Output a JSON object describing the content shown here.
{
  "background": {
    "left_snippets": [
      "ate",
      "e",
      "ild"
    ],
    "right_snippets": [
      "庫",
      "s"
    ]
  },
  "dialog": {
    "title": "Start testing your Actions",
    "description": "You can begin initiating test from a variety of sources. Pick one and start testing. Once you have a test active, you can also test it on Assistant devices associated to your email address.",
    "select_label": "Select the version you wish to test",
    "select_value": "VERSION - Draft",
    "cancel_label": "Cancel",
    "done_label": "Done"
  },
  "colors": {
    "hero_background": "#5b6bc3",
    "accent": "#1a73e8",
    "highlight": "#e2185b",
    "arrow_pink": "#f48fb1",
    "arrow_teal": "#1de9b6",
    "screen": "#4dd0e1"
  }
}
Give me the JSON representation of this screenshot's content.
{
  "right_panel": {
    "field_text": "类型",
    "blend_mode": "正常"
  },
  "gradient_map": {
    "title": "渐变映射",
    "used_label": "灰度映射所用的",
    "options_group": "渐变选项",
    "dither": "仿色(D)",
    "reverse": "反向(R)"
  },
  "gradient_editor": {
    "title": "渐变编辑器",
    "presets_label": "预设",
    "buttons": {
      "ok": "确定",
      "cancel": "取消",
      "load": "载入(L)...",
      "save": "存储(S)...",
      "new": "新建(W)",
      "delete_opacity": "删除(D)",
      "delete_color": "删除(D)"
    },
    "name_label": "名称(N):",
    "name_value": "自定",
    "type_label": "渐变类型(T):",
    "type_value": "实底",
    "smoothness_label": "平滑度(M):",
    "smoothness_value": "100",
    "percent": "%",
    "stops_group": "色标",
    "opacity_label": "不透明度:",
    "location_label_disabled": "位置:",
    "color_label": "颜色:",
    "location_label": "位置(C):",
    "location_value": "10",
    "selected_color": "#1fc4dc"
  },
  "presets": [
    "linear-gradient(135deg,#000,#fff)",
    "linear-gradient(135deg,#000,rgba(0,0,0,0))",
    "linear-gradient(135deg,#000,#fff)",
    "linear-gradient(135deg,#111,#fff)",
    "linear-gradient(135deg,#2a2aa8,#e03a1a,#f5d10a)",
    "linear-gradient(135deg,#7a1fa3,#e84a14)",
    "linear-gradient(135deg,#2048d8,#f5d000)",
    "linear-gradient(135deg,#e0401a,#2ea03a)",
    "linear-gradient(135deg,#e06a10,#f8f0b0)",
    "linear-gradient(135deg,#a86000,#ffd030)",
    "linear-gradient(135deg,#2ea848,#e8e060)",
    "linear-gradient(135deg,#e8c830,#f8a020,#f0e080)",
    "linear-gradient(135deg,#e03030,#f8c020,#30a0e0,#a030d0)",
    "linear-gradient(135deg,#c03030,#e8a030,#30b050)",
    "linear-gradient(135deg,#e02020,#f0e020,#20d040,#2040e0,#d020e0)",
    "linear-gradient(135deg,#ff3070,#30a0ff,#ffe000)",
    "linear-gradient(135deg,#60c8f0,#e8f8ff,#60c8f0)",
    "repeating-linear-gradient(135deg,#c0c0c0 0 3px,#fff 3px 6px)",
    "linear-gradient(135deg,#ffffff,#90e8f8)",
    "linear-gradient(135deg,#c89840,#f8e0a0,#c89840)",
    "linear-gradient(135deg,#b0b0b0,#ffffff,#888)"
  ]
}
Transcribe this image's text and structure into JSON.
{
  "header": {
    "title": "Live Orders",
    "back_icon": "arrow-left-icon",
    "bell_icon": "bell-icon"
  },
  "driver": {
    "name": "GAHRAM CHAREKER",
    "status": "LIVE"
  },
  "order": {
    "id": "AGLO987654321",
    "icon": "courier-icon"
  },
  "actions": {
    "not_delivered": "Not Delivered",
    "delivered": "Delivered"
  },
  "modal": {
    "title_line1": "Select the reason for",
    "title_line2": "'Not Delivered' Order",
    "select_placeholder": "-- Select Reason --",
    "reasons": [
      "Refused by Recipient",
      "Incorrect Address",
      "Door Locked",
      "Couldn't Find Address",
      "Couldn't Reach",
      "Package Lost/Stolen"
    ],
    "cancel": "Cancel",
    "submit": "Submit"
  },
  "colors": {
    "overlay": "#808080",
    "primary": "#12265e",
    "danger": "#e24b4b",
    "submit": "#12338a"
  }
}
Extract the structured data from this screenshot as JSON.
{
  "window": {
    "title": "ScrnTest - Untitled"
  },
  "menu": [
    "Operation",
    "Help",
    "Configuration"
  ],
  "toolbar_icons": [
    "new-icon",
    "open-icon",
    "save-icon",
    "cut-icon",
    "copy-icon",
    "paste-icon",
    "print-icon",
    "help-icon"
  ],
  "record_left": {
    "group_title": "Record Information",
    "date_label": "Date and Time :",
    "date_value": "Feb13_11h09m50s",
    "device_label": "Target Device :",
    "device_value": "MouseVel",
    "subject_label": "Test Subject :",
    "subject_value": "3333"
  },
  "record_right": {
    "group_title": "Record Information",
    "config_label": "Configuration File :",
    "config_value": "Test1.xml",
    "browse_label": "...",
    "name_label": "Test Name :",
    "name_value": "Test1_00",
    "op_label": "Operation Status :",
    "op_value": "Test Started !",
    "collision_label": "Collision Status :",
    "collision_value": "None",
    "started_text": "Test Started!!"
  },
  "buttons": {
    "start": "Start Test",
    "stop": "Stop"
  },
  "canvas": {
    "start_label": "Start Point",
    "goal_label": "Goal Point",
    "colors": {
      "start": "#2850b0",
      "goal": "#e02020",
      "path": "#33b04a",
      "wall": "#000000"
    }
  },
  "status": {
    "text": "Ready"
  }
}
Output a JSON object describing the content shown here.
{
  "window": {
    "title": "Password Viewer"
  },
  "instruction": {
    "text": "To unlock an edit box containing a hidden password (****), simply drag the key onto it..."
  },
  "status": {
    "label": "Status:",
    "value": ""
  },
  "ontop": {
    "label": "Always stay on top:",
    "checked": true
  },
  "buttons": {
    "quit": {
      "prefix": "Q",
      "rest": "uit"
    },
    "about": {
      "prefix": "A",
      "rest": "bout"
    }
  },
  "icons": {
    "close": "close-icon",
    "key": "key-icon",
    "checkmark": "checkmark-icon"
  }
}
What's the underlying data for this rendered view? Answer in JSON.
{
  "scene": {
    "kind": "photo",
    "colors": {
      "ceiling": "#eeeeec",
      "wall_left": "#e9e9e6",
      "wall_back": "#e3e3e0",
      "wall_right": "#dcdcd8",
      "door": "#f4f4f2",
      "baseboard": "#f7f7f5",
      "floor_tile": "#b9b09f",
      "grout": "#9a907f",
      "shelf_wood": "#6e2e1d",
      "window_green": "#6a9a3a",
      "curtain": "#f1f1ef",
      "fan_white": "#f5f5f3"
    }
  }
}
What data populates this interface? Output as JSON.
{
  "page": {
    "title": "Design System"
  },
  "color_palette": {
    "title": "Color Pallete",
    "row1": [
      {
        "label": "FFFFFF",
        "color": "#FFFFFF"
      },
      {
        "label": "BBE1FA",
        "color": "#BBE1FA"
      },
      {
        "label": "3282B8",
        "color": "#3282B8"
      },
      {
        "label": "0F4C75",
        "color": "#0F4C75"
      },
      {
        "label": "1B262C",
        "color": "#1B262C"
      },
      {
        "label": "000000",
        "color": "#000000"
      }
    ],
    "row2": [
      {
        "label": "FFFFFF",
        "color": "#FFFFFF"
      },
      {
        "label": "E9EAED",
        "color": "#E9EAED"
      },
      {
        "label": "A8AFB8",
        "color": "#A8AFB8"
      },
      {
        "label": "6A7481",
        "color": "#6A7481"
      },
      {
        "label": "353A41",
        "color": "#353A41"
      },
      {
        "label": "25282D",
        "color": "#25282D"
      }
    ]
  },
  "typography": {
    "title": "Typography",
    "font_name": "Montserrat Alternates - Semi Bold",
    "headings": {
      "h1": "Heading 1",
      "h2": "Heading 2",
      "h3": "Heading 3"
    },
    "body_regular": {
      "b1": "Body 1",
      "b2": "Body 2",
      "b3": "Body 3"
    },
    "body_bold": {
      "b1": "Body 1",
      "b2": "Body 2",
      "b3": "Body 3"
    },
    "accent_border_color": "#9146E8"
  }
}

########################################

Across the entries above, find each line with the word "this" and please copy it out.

Give me the JSON representation of this screenshot's content.
Transcribe this image's text and structure into JSON.
Extract the structured data from this screenshot as JSON.
What's the underlying data for this rendered view? Answer in JSON.
What data populates this interface? Output as JSON.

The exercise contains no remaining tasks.